Notations and Conventions

This document provides an overview of the notations and conventions being used within eSSIF-Lab.

RFC 2119

We shall use keywords such as “shall”, “should”, “may” etc. as defined by RFC 2119.

Capitalization of words in mid-sentence

A word in mid-sentence that is capitalized is a term that has a definition in the Corpus of Terminology. This allows readers to distinguish between the more colloquial meanings of words (by not capitalizing them) and those that are actually defined. We appreciate any feedback regarding our (im)proper use of this kind of capitalization of words.

note

We are working towards deprecating this convention, as we now have better ways of referring to words that are defined in the eSSIF-Lab Corpus.

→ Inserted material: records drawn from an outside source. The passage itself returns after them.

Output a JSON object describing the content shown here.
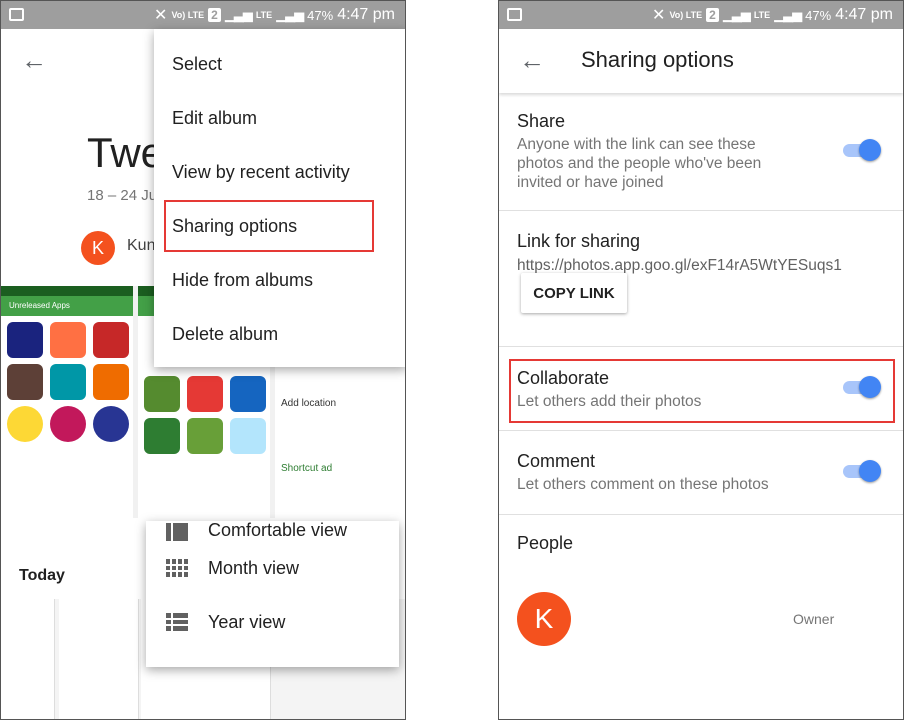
{
  "status_bar": {
    "volte": "Vo) LTE",
    "sim": "2",
    "lte": "LTE",
    "battery": "47%",
    "time": "4:47 pm"
  },
  "left": {
    "album_title": "Twe",
    "album_dates": "18 – 24 Ju",
    "owner_initial": "K",
    "owner_name": "Kun",
    "overflow_menu": [
      "Select",
      "Edit album",
      "View by recent activity",
      "Sharing options",
      "Hide from albums",
      "Delete album"
    ],
    "highlighted_item": "Sharing options",
    "thumb_app_bar": "Unreleased Apps",
    "thumb_text": "Add location",
    "thumb_text2": "Shortcut ad",
    "today_label": "Today",
    "view_menu": [
      "Comfortable view",
      "Month view",
      "Year view"
    ]
  },
  "right": {
    "title": "Sharing options",
    "share": {
      "title": "Share",
      "desc_line1": "Anyone with the link can see these",
      "desc_line2": "photos and the people who've been",
      "desc_line3": "invited or have joined",
      "enabled": true
    },
    "link": {
      "title": "Link for sharing",
      "url": "https://photos.app.goo.gl/exF14rA5WtYESuqs1",
      "copy_label": "COPY LINK"
    },
    "collaborate": {
      "title": "Collaborate",
      "desc": "Let others add their photos",
      "enabled": true
    },
    "comment": {
      "title": "Comment",
      "desc": "Let others comment on these photos",
      "enabled": true
    },
    "people": {
      "title": "People",
      "owner_initial": "K",
      "owner_role": "Owner"
    }
  },
  "colors": {
    "accent": "#4285f4",
    "highlight": "#e53935",
    "avatar": "#f4511e",
    "status_bar": "#9e9e9e"
  }
}
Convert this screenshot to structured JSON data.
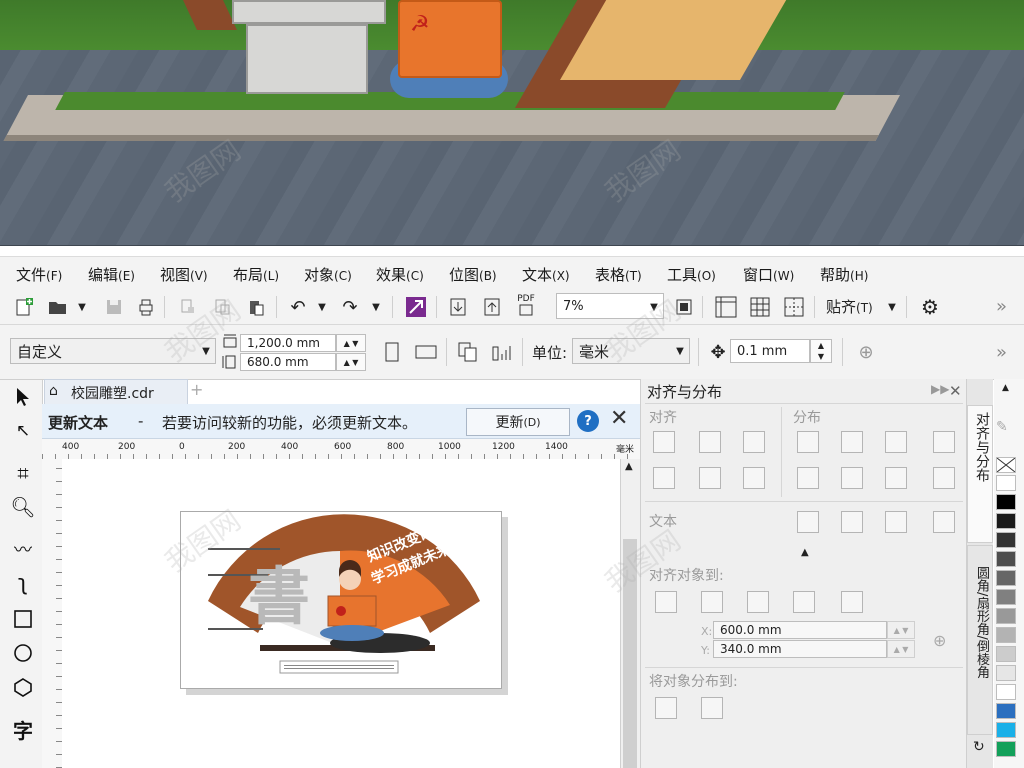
{
  "menu": {
    "items": [
      {
        "label": "文件",
        "key": "(F)"
      },
      {
        "label": "编辑",
        "key": "(E)"
      },
      {
        "label": "视图",
        "key": "(V)"
      },
      {
        "label": "布局",
        "key": "(L)"
      },
      {
        "label": "对象",
        "key": "(C)"
      },
      {
        "label": "效果",
        "key": "(C)"
      },
      {
        "label": "位图",
        "key": "(B)"
      },
      {
        "label": "文本",
        "key": "(X)"
      },
      {
        "label": "表格",
        "key": "(T)"
      },
      {
        "label": "工具",
        "key": "(O)"
      },
      {
        "label": "窗口",
        "key": "(W)"
      },
      {
        "label": "帮助",
        "key": "(H)"
      }
    ]
  },
  "toolbar": {
    "zoom_value": "7%",
    "snap_label": "贴齐",
    "snap_key": "(T)",
    "pdf_label": "PDF",
    "more": "»"
  },
  "property_bar": {
    "page_preset": "自定义",
    "width_value": "1,200.0 mm",
    "height_value": "680.0 mm",
    "unit_label": "单位:",
    "unit_value": "毫米",
    "nudge_value": "0.1 mm",
    "more": "»"
  },
  "document": {
    "tab_name": "校园雕塑.cdr",
    "add_tab": "+"
  },
  "notification": {
    "title": "更新文本",
    "dash": "-",
    "message": "若要访问较新的功能，必须更新文本。",
    "button_label": "更新",
    "button_key": "(D)",
    "help": "?",
    "close": "✕"
  },
  "ruler": {
    "ticks": [
      "400",
      "200",
      "0",
      "200",
      "400",
      "600",
      "800",
      "1000",
      "1200",
      "1400"
    ],
    "unit": "毫米"
  },
  "artwork": {
    "slogan_line1": "知识改变命运",
    "slogan_line2": "学习成就未来",
    "big_char": "書",
    "colors": {
      "brown": "#a0552a",
      "orange": "#e7742e",
      "gray": "#b9b9b9"
    }
  },
  "docker": {
    "title": "对齐与分布",
    "align_label": "对齐",
    "distribute_label": "分布",
    "text_label": "文本",
    "align_to_label": "对齐对象到:",
    "x_label": "X:",
    "y_label": "Y:",
    "x_value": "600.0 mm",
    "y_value": "340.0 mm",
    "distribute_to_label": "将对象分布到:"
  },
  "side_tabs": {
    "tab1": "对齐与分布",
    "tab2": "圆角/扇形角/倒棱角"
  },
  "palette": {
    "colors": [
      "#ffffff",
      "#000000",
      "#1a1a1a",
      "#333333",
      "#4d4d4d",
      "#666666",
      "#808080",
      "#999999",
      "#b3b3b3",
      "#cccccc",
      "#e6e6e6",
      "#ffffff",
      "#2b6fbf",
      "#1ab0e8",
      "#13a05a"
    ]
  },
  "watermark": "我图网"
}
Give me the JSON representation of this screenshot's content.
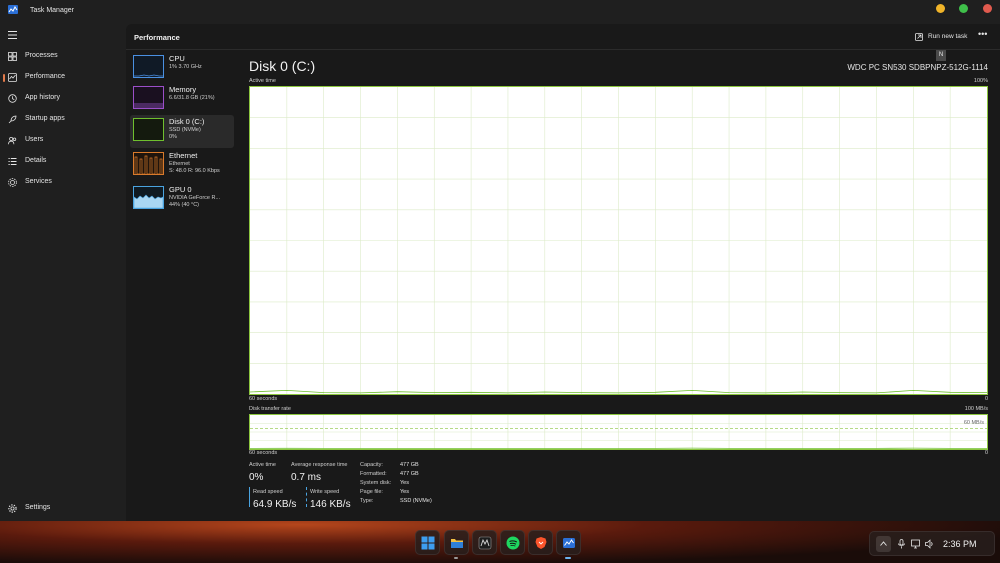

Pattern diagram notations

Pattern diagrams will be visualized in this document using a UML-like notation, as follows:
  • A rectangle represents a (named) concept that is explicitly defined. Concepts serve as entity-classes. Their (operational) extensions, i.e. the respective sets of (runtime) instances, are disjunct.
  • A rectangle that is coloured red(dish) represents a (named) concept that is commonly used 'in the wild' (and hence needs not be defined here), relates to one or more concepts that are explicitly defined yet is not the same. We include such 'red concepts' to help readers identify and subsequently bridge gaps between commonly held thoughts and the (sometimes subtly) different meanings we need in our model.
  • A solid line with a closed arrowhead represent a (named) relation/association between the two concepts it connects. We may refer to the concept at the arrowhead as the 'target concept' (TGT) for that relation. Similarly, the concept at the other end will be referred to as the 'source concept' (SRC) for that relation. Names are chosen such that <SRC> <relation name> <TGT> is a phrase that suggests the intension(al definition) of that relation.
  • A solid line with an open arrowhead represents an 'ISA' relation, which can be read as <SRC> ISA <TGT>. It means that SRC is a specialization of TGT (which in turn is a generalization of SRC). It means that SRC must satisfy all constraints that TGT must satisfy, and also that it has all attributes (including properties) that TGT has.
  • A solid line with a solid diamand at one end is a composition; the element at the 'non-diamond-end' of the line is 'part of' (the 'part') the element at the 'diamond-end' of the line (the 'whole'); if the 'whole' ceases to exist, then its 'parts' also cease to exist.
  • A solid line with a hollow diamand at one end is an aggregation; the element at the 'non-diamond-end' of the line is 'part of' (the 'part') the element at the 'diamond-end' of the line (the 'whole'); if the 'whole' ceases to exist, then its 'parts' usually do not cease to exist, but 'live on'.
  • A green name at either end of a relation/association is what UML calls 'role'; this name may be used to refer to (an instance of) the concept at which the name is placed as it performs its/this role in this relation.
  • A dashed line with a closed arrow (solid triangle) signifies that its intension is created by combination the intensions of other relations (it is a 'shorthand' for a path of other relations).
  • A dashed line with a pointed arrow (>) represents a dependency, where the SRC concept somehow depends on the TGT concept. The kind of dependency is specified by <<text>>, where text specifies the kind of dependency. Example: <<instance>> says that SRC is an instance (or: instantiates) TGT.
  • Multiplicities (or: cardinalities) use the [n..m] notation. When a multiplicity is omitted, [0..n] is intended.